Jane Goodall was a huge role model for strong women in science. The adventures of Jacque Cousteau helped me to see that diving the world ocean was possible and the best way to see most of our planet. From a very young age, my science teachers encouraged me to immerse myself into a variety of topics, from botany to primates. My most influential professors were as, Dr. Melinda Novak (my very own Jane Goodall) and graduate school advisor and mentor, Dr. Les Watling.
What element of your work/study do you think is the most fascinating?
After a life of researching orca, seabirds, invertebrates, and plankton, combined with teaching, I find the most enjoyment in sharing “firsts” with children and adults; seeing a whale for the first time, connecting with the beach, or snorkeling with bat rays off Catalina Island. Seeing what comes up on the beach can also be very exciting, such as jellies or krill brought in by onshore winds, or sick, oiled or injured birds and marine mammals or the ever-changing cornucopia of plankton in a drop of seawater.
What other jobs led you to your current career?
I have a varied background in the fields of zoology, psychology, teaching and marine biology and policy. One job led to another, from work in primate labs to jobs as a veterinary technician and wildlife rehab specialist. I lived on an island for 8 years while teaching children how to snorkel and identify fish, and taught classes in marine mammals and plankton.
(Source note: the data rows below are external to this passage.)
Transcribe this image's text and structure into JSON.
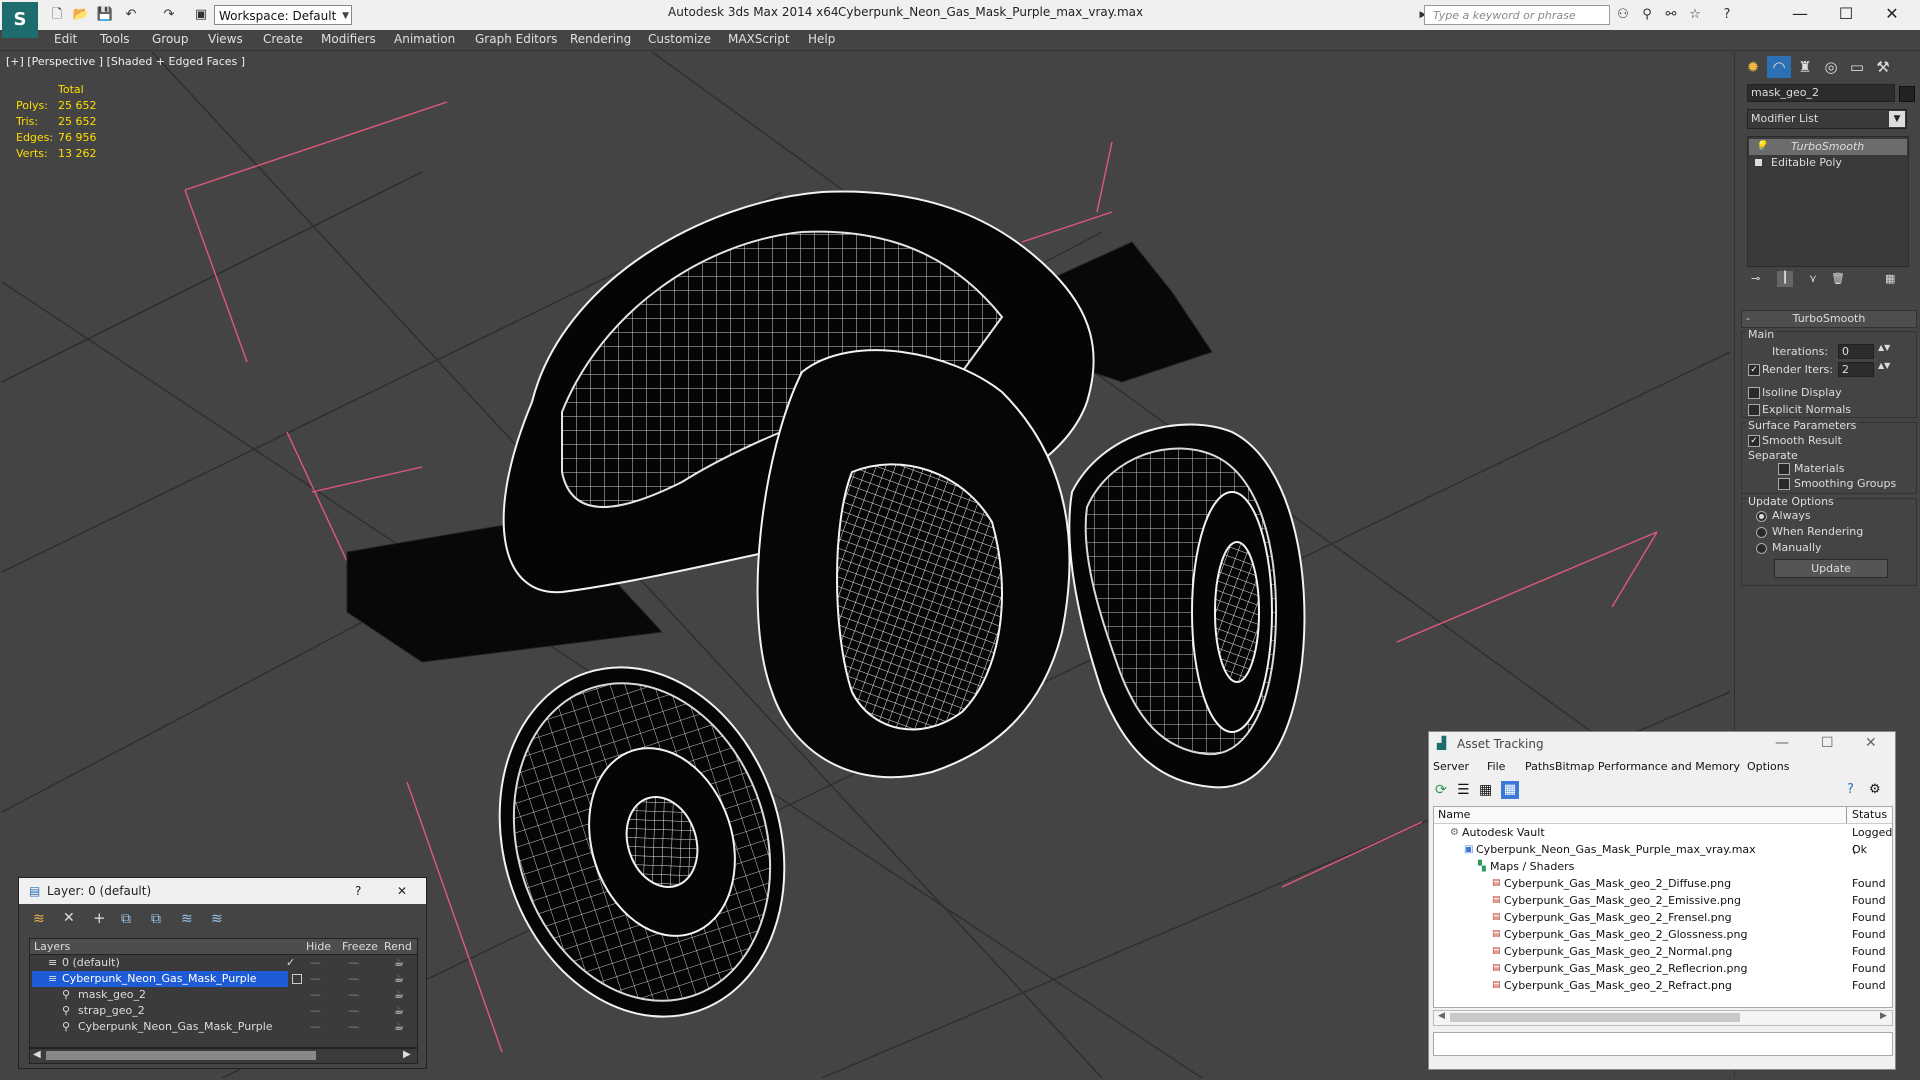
{
  "titlebar": {
    "app_title": "Autodesk 3ds Max  2014 x64",
    "file_name": "Cyberpunk_Neon_Gas_Mask_Purple_max_vray.max",
    "workspace_label": "Workspace: Default",
    "search_placeholder": "Type a keyword or phrase",
    "logo_glyph": "S"
  },
  "menu": [
    "Edit",
    "Tools",
    "Group",
    "Views",
    "Create",
    "Modifiers",
    "Animation",
    "Graph Editors",
    "Rendering",
    "Customize",
    "MAXScript",
    "Help"
  ],
  "viewport": {
    "label": "[+] [Perspective ] [Shaded + Edged Faces ]",
    "stats": {
      "header": "Total",
      "rows": [
        {
          "label": "Polys:",
          "value": "25 652"
        },
        {
          "label": "Tris:",
          "value": "25 652"
        },
        {
          "label": "Edges:",
          "value": "76 956"
        },
        {
          "label": "Verts:",
          "value": "13 262"
        }
      ]
    }
  },
  "command_panel": {
    "object_name": "mask_geo_2",
    "modifier_list_label": "Modifier List",
    "stack": [
      "TurboSmooth",
      "Editable Poly"
    ],
    "rollout_title": "TurboSmooth",
    "main_group": "Main",
    "iterations_label": "Iterations:",
    "iterations_value": "0",
    "render_iters_label": "Render Iters:",
    "render_iters_value": "2",
    "render_iters_checked": "✓",
    "isoline_label": "Isoline Display",
    "explicit_normals_label": "Explicit Normals",
    "surface_group": "Surface Parameters",
    "smooth_result_label": "Smooth Result",
    "smooth_result_checked": "✓",
    "separate_label": "Separate",
    "materials_label": "Materials",
    "smoothing_groups_label": "Smoothing Groups",
    "update_group": "Update Options",
    "always_label": "Always",
    "when_rendering_label": "When Rendering",
    "manually_label": "Manually",
    "update_button": "Update"
  },
  "layer_window": {
    "title": "Layer: 0 (default)",
    "help": "?",
    "close": "✕",
    "columns": [
      "Layers",
      "Hide",
      "Freeze",
      "Rend"
    ],
    "rows": [
      {
        "name": "0 (default)",
        "indent": 0,
        "selected": false,
        "mark": "✓"
      },
      {
        "name": "Cyberpunk_Neon_Gas_Mask_Purple",
        "indent": 0,
        "selected": true,
        "mark": ""
      },
      {
        "name": "mask_geo_2",
        "indent": 1,
        "selected": false,
        "mark": ""
      },
      {
        "name": "strap_geo_2",
        "indent": 1,
        "selected": false,
        "mark": ""
      },
      {
        "name": "Cyberpunk_Neon_Gas_Mask_Purple",
        "indent": 1,
        "selected": false,
        "mark": ""
      }
    ]
  },
  "asset_window": {
    "title": "Asset Tracking",
    "menu": [
      "Server",
      "File",
      "Paths",
      "Bitmap Performance and Memory",
      "Options"
    ],
    "columns": [
      "Name",
      "Status"
    ],
    "rows": [
      {
        "name": "Autodesk Vault",
        "status": "Logged (",
        "indent": 0
      },
      {
        "name": "Cyberpunk_Neon_Gas_Mask_Purple_max_vray.max",
        "status": "Ok",
        "indent": 1
      },
      {
        "name": "Maps / Shaders",
        "status": "",
        "indent": 2
      },
      {
        "name": "Cyberpunk_Gas_Mask_geo_2_Diffuse.png",
        "status": "Found",
        "indent": 3
      },
      {
        "name": "Cyberpunk_Gas_Mask_geo_2_Emissive.png",
        "status": "Found",
        "indent": 3
      },
      {
        "name": "Cyberpunk_Gas_Mask_geo_2_Frensel.png",
        "status": "Found",
        "indent": 3
      },
      {
        "name": "Cyberpunk_Gas_Mask_geo_2_Glossness.png",
        "status": "Found",
        "indent": 3
      },
      {
        "name": "Cyberpunk_Gas_Mask_geo_2_Normal.png",
        "status": "Found",
        "indent": 3
      },
      {
        "name": "Cyberpunk_Gas_Mask_geo_2_Reflecrion.png",
        "status": "Found",
        "indent": 3
      },
      {
        "name": "Cyberpunk_Gas_Mask_geo_2_Refract.png",
        "status": "Found",
        "indent": 3
      }
    ]
  },
  "colors": {
    "ui_dark": "#444444",
    "stats_text": "#ffdd00",
    "selection_blue": "#1e5bd6",
    "bounding_box": "#e0587a"
  }
}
When I realized teaching was not enough, I went back to school to learn how to work with fishermen and academia to create marine protected areas.
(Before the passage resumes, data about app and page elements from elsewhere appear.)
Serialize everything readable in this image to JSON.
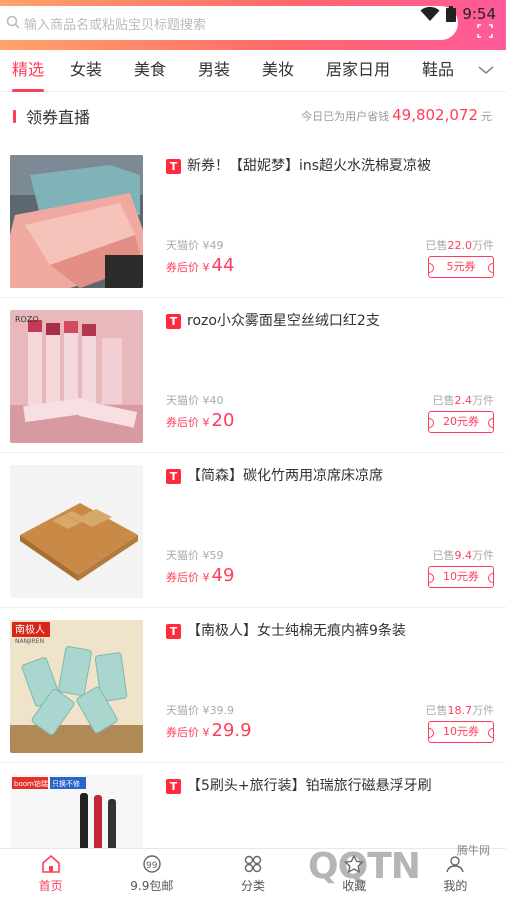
{
  "status": {
    "time": "9:54",
    "wifi_icon": "wifi-icon",
    "battery_icon": "battery-icon"
  },
  "search": {
    "placeholder": "输入商品名或粘贴宝贝标题搜索"
  },
  "tabs": [
    {
      "label": "精选",
      "active": true
    },
    {
      "label": "女装"
    },
    {
      "label": "美食"
    },
    {
      "label": "男装"
    },
    {
      "label": "美妆"
    },
    {
      "label": "居家日用"
    },
    {
      "label": "鞋品"
    }
  ],
  "section": {
    "title": "领券直播",
    "saving_label": "今日已为用户省钱",
    "saving_amount": "49,802,072",
    "unit": "元"
  },
  "labels": {
    "orig_prefix": "天猫价 ¥",
    "after_prefix": "券后价 ¥",
    "sold_prefix": "已售",
    "sold_unit": "万件"
  },
  "products": [
    {
      "title": "新券！【甜妮梦】ins超火水洗棉夏凉被",
      "orig": "49",
      "price": "44",
      "sold": "22.0",
      "coupon": "5元券"
    },
    {
      "title": "rozo小众雾面星空丝绒口红2支",
      "orig": "40",
      "price": "20",
      "sold": "2.4",
      "coupon": "20元券"
    },
    {
      "title": "【简森】碳化竹两用凉席床凉席",
      "orig": "59",
      "price": "49",
      "sold": "9.4",
      "coupon": "10元券"
    },
    {
      "title": "【南极人】女士纯棉无痕内裤9条装",
      "orig": "39.9",
      "price": "29.9",
      "sold": "18.7",
      "coupon": "10元券"
    },
    {
      "title": "【5刷头+旅行装】铂瑞旅行磁悬浮牙刷"
    }
  ],
  "thumb_text": {
    "rozo": "ROZO",
    "nanji": "南极人",
    "nanji_sub": "NANJIREN",
    "boom": "boom铂瑞",
    "swap": "只换不修"
  },
  "bottom_nav": [
    {
      "label": "首页",
      "icon": "home-icon",
      "active": true
    },
    {
      "label": "9.9包邮",
      "icon": "nine-nine-icon"
    },
    {
      "label": "分类",
      "icon": "category-icon"
    },
    {
      "label": "收藏",
      "icon": "star-icon"
    },
    {
      "label": "我的",
      "icon": "user-icon"
    }
  ],
  "watermark": {
    "logo": "QQTN",
    "site": "腾牛网"
  },
  "colors": {
    "accent": "#ff3d5a",
    "header_from": "#ffa36a",
    "header_to": "#ff5a9a",
    "tmall": "#ff2a3c"
  }
}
What are your degrees and certifications?
Bachelor of Science in Psychology and Zoology - UMass, Amherst 1983: Masters in Education (secondary science) - U of Oregon and UMass, Amherst 1987; Masters in Marine Biology and Policy - UMaine, Orono 2001; CPR, First Aid, SCUBA certified, National Association for Interpreters, on Board of Save the Whales, Respect Wildlife Committee, Elephant Seal Advisory Group, One Cool Earth
What are your hobbies?
Horseback riding, kayaking, skiing, hiking, singing, sketching, dog training and developing curriculum and mentoring.
What advice would you give someone who wants to have a career like yours?
Do well in school, learn the tools of your trade, listen to where your passion takes you, make positive connections with people who do what you want to, get along with others, seek and take advantage of opportunities, and interview other students from undergraduate and graduate programs before entering.